I would like to admit that I frequently find myself in Patti Hallock's gallery when I am supposed to be at my desk plugging away at accounting spreadsheets. And I realize that I could have gone anywhere else in the building to get away from those spreadsheets, yet chose to be among Patti Hallock’s desert views.
I’m willing to admit something else: I am a die-hard romantic, a cliché of a hard shell grumbling outside protecting a squishy, romantic sop inside – a sop who wants everything in the world to have an affected touch of drama topped off by a heightened sense of importance.
But Patti Hallock is not offering romance to me – or to anyone else for that matter. And my dashed idealizations of landscape are exactly what I like about The West Is Here.
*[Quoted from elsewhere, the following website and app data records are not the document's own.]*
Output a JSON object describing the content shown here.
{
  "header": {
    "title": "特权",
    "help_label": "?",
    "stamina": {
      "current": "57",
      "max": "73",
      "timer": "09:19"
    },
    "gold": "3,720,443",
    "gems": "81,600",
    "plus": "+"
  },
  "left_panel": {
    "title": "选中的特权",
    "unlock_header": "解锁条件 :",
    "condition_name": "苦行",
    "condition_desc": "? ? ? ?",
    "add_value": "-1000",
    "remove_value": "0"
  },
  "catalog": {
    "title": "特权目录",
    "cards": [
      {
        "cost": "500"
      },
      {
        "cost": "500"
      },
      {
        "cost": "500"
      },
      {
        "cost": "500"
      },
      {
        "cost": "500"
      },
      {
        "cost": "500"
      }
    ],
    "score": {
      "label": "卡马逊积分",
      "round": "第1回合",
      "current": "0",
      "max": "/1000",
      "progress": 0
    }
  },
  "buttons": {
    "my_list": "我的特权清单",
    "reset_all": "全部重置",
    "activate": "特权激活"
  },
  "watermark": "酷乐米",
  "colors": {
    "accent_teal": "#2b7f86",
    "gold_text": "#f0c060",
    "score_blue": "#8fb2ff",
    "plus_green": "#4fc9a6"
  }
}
Hallock is certainly not mooning about our national parks (a favorite pastime of mine) or searching out a majestic version of the great outdoors which takes a guidebook and seven Sherpas to get to (I’ll mention here that I had a dog-sledding ambition as a child). Hallock is creating images that live in the now, that represent the allure of the West as she finds it.
But these images are more than documents from a passing traveler. They are crafted with the intimate knowledge of a native, someone whose scope of beauty isn’t confined to idealism or nostalgia. The more time I spend with these images the more it becomes apparent that Hallock is honing her gaze on details of the landscape, forming deceptively simple compositions that touch on human presence scattered through desert vistas. That bleached out, crumpled blanket in scrubby bushes isn’t a political comment about how we all need to become stewards for our planet; the dirty old blanket melts into the landscape, a fuzzy blur amidst blazing natural beauty. Those cans? Those aren’t petrified litter. They are perfectly planned desert compositions corralled into place by Hallock’s lens.
I love that you don’t get cowboys or palominos from The West is Here – you get a sense of place. A place where I’d rather be: traveling through the West, taking it in through the eyes of someone interested in the details. I love this art.
Image credit: Field, Nunn, CO, 2008. 30 x 40 inches. Archival pigment print.